Procedure to replace Six debated

PARKERSBURG – Wood County commissioners have not publicly announced the procedures they will employ in considering a replacement for Wood County Clerk Jamie Six.

The clerk of 26 years publicly announced May 31 he intends to vacate the office July 31 to pursue other interests and spend more time with his family. The county commission, by code, has the task of appointing a replacement from the same political party. Six is a Democrat.

Six has recommended the commissioners name deputy clerk Mark Rhodes as his replacement.

“Historically speaking, the county commissioners, although it is their final decision, have allowed the officeholder to make a recommendation and have accepted that recommendation, but it’s still their decision. Mark has been with me for several years now. He knows the office as well as anyone can. He would be an excellent choice for appointment and that’s who I would recommend to them,” Six said after announcing his resignation.

The clerk has asked the commission previously to make a decision as soon as possible to alleviate anxiety among his employees, and again on Monday he requested the commission take action.

“I know you can’t officially appoint anyone until Aug. 1, but you can announce what you intend to do regarding my replacement, and that would alleviate some of the employees’ anxiety. It would also allow me to work with whoever is named prior to my leaving. That was part of the reason I announced so early, to have that time. Obviously you have my recommendation,” Six told the commissioners.

“I think it would be appropriate for people who are interested in the position to submit resumes, apply, that’s what they’ve done in the past and we can take applications. We could go ahead and announce that’s what we want to do,” commission President Wayne Dunn said this week.

The matter was not listed on the June 17 agenda, the commission’s only meeting this week. The commission’s next scheduled meeting is July 1. The matter could be placed on the agenda, and at that time the commission could state the procedure it wished to follow in considering a replacement, Prosecutor Jason Wharton advised.

“It makes it difficult and confusing to have to put it on the agenda,” Dunn commented.

“I don’t think we should put it out there,” Commissioner Steve Gainer said, noting he didn’t agree with opening up the process to accepting resumes and applications from anyone interested in the job.

On June 13 when Six encouraged the commissioners not to delay making a decision, Commissioner Blair Couch noted, in the past when filling such vacancies, the commission has opened up the process to take applications and resumes from the public, although the commissioners back then ultimately selected the departing officials’ recommendation. Couch said he wanted to open the process and accept resumes for consideration before making a decision.

The matter was continued to the Monday’s meeting for further discussion.

Any appointment the commissioners make to fill the clerk’s office vacancy would be to 2014. In January anyone interested in running could file as a candidate for the office. Once that election is certified, whoever wins would become clerk for the next two years and some days, filling out the unexpired remainder of Six’s term in office. In 2016 the office will be on the ballot again for a full six-year term.
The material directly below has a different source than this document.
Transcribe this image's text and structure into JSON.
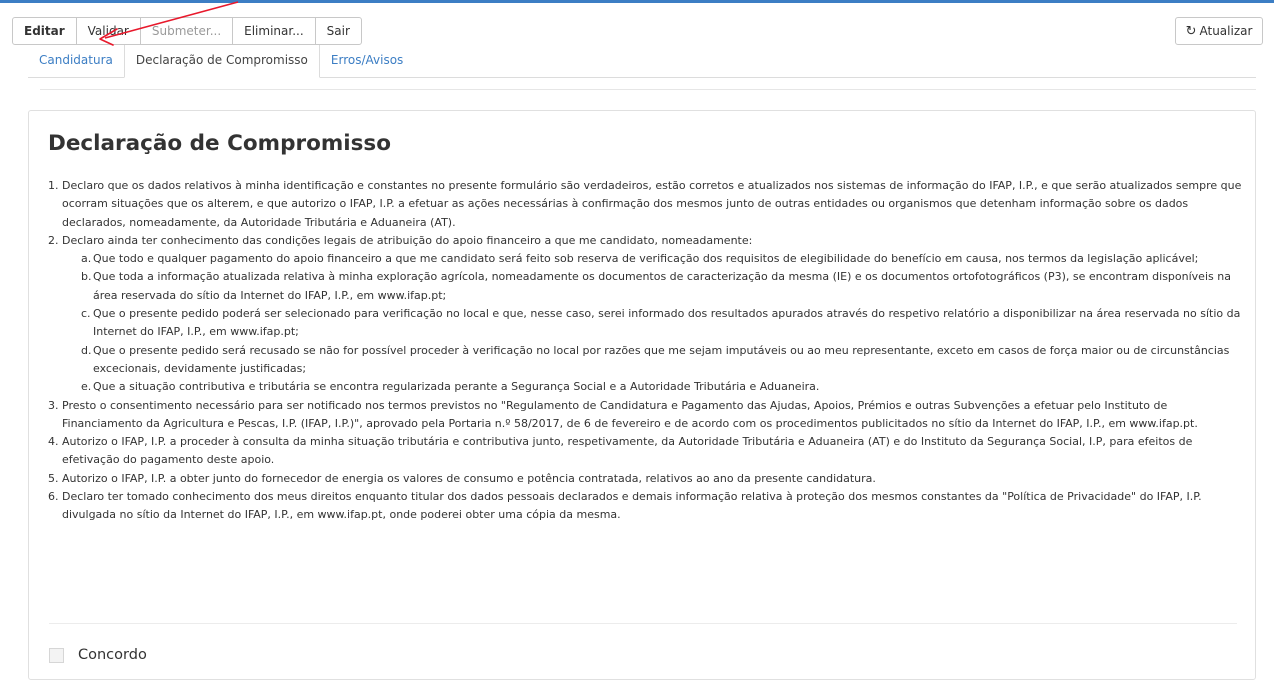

If a quorum of the county commission cannot agree on a replacement for Six within 30 days of the vacancy, the county executive committee of the vacating officials’ political party would name a person to fill the vacancy.